Design concepts for three prominent sites in the City of London, including one in the Barbican earmarked for development, emphasize social equity and sustainability.
Creative visions are part of the firm’s annual international Phil Freelon Design Competition, which encourages innovative placemaking through a “Living Design” framework.
Architects and designers from multiple Perkins&Will studios worldwide have designed bold visions for transforming parts of the City of London into healthier, more sustainable, and inclusive places for a design concept competition. These visions, prompted by the firm’s annual Phil Freelon Design Competition, carefully evaluated by a high-profile panel of external jurors.
The Phil Freelon Design Competition honors the eponymous late architect and Perkins&Will design director who championed design for humanity.

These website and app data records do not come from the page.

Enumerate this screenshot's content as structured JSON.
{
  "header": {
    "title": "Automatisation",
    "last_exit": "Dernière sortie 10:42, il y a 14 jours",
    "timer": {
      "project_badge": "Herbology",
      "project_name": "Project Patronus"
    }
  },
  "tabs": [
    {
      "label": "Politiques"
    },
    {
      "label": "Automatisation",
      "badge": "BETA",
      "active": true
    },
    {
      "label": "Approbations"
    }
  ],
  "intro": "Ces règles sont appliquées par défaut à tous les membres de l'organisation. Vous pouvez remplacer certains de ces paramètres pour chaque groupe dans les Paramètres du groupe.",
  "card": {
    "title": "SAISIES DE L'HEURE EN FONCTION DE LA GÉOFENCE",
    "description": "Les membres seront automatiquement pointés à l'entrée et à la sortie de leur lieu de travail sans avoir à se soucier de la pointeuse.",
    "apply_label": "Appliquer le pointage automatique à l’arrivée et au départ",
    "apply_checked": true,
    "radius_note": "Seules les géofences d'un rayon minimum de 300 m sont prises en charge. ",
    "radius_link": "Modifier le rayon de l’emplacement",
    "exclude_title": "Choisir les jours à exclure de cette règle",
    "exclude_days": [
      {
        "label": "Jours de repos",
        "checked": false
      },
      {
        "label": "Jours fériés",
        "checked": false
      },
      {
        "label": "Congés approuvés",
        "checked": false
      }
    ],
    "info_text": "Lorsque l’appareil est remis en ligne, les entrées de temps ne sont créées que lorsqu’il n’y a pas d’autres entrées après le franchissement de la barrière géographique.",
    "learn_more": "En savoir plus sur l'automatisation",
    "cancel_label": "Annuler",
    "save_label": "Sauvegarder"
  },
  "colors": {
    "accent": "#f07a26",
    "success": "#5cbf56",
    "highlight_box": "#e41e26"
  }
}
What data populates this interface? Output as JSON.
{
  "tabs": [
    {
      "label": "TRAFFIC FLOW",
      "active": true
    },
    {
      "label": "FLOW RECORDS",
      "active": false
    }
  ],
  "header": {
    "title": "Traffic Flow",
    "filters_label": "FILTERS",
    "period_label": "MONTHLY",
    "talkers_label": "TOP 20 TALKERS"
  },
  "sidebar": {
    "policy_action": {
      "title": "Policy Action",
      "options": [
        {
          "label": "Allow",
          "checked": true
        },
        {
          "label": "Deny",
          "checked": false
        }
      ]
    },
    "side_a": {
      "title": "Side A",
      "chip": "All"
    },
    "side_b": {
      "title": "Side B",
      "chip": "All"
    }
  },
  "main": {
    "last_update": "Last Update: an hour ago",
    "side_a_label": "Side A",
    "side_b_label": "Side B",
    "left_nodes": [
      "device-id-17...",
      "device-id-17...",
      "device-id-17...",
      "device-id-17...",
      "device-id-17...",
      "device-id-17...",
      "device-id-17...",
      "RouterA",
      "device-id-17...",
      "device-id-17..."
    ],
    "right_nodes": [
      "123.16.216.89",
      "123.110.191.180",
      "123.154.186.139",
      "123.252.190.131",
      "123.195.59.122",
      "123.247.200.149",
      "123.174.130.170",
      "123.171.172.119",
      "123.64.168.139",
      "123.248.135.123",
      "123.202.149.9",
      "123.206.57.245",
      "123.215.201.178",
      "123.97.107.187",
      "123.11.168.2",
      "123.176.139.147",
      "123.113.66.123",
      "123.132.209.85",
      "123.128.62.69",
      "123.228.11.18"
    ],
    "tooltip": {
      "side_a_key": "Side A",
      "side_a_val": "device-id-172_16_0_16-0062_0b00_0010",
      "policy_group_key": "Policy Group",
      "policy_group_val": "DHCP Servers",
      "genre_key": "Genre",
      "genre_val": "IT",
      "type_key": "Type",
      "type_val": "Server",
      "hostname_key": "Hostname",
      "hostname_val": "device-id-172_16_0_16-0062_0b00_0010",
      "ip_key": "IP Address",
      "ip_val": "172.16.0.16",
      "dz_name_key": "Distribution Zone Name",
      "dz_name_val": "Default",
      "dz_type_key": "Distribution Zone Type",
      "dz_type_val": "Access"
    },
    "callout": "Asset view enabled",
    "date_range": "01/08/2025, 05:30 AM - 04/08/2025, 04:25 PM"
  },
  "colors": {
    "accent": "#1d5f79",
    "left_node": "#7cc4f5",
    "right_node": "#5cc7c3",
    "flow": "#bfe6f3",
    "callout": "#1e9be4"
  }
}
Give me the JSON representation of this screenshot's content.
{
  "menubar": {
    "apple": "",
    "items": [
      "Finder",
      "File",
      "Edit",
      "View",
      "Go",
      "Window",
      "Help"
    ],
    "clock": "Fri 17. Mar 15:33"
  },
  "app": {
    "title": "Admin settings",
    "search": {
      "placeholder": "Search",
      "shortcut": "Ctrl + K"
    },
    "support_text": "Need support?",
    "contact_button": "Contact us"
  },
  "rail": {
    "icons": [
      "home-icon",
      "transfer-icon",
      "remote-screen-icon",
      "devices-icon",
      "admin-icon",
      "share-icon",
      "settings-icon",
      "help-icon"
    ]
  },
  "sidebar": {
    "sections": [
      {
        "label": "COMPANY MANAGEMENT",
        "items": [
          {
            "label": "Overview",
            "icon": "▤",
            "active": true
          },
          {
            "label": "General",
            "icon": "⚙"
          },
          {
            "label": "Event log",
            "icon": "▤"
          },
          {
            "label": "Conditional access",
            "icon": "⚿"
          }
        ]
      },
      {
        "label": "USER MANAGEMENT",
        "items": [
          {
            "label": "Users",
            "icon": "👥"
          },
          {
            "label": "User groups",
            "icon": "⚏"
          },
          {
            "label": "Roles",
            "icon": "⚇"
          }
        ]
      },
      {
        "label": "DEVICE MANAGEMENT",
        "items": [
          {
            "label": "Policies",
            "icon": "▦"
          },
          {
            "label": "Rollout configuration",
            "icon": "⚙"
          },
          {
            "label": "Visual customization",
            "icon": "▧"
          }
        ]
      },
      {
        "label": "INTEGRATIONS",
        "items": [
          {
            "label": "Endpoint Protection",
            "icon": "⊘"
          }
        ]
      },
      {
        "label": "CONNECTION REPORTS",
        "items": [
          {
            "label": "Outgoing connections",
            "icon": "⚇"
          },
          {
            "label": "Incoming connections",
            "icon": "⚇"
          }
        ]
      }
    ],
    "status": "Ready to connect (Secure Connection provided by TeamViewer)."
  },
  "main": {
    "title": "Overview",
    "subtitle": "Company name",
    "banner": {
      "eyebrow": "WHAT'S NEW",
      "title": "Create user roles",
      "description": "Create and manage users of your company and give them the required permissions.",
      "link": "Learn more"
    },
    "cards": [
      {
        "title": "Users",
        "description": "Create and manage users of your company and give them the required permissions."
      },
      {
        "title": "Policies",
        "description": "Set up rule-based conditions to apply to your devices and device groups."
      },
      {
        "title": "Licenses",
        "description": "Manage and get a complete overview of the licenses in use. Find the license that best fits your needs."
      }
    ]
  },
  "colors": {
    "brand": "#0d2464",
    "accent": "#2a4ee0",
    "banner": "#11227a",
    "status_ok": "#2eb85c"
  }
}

Launched firmwide in 2004 as the Design Leadership Council (DLC) Design Competition and renamed in 2019 in Freelon’s memory, the annual contest is part of the firm’s culture of curiosity, creativity, and innovation.
For this year’s competition, international design teams were tasked with reimagining one of three existing sites within the City boundary, each with a design scale—urban, building or interior. The urban scale focused on the Culture Mile, a destination stretching from Farringdon to Moorgate that inspires visitors to experience London’s architecture, arts, and culture. The building scale involved an architectural challenge on a plot between Gresham Street and the historic Guildhall. The interior scale called for retrofitting an unused part of the Barbican, an iconic performing arts centre within the City of London.
Competition organizers selected the City of London for its resilience, having survived humanmade and natural disasters for over 2,000 years. In a society permanently altered by the COVID-19 pandemic and corollary social crises, the competition’s challenge this year was to conceive a design solution that supports holistic well-being and enhances the quality of life for everyone—part of Perkins&Will’s Living Design framework.